I’m not entirely sure what we’re going to do about this Disney catastrophe in our household. On the one hand, I don’t want to teach Ruthie the age-old binary that insists good is pretty and bad is ugly. I also don’t like the assumption that women need to be saved (as seen in Snow White, Sleeping Beauty, and many other children’s stories). And the absence of mothers in many of the Disney movies is especially disturbing. However, I was brought up on Disney movies and seem to have turned out alright (for the most part anyways). Several other people whom I esteem and admire have admitted to having favorite Disney movies.
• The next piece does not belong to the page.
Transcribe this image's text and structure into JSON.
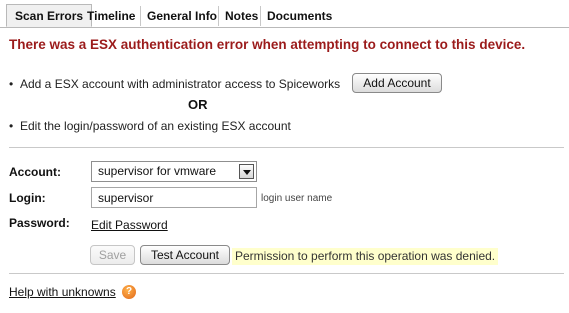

This being said, I have not restricted Ruthie’s Disney movie time. While I remain vigilant over the screenings, I have decided that withholding the movies might not be the best thing either. When she’s old enough to have some idea of how brainwashed she has been, she can unlearn all of the idea that she comes to think of as “natural” as a result of her socialization. Meanwhile, we continue to praise her for being “smart” and “funny” and “pretty.” We notice when she does a good job drawing and we affirm creativity and imagination.

One day I came home from class and found Ruthie and Adam outside looking under a rock. When I walked outside to see what they were up to, Ruthie stuck out her little finger, pointing to a creature that resembled a maggot or something equally disgusting, and said, “Look, Mommy! A gggrrrrruuubbbb. Is he a sweet little boy?” I can say with some certainty that none of the “princesses” featured by Disney would be depicted searching for grub (although Timone and Pumba do have a healthy appetite for such tasty morsels).

In the end, Disney movies will probably not take too much of a toll on her innocent existence… perhaps the best we can do as parents is educate our kids about the world around them as it is rather than censor every single thing that they encounter.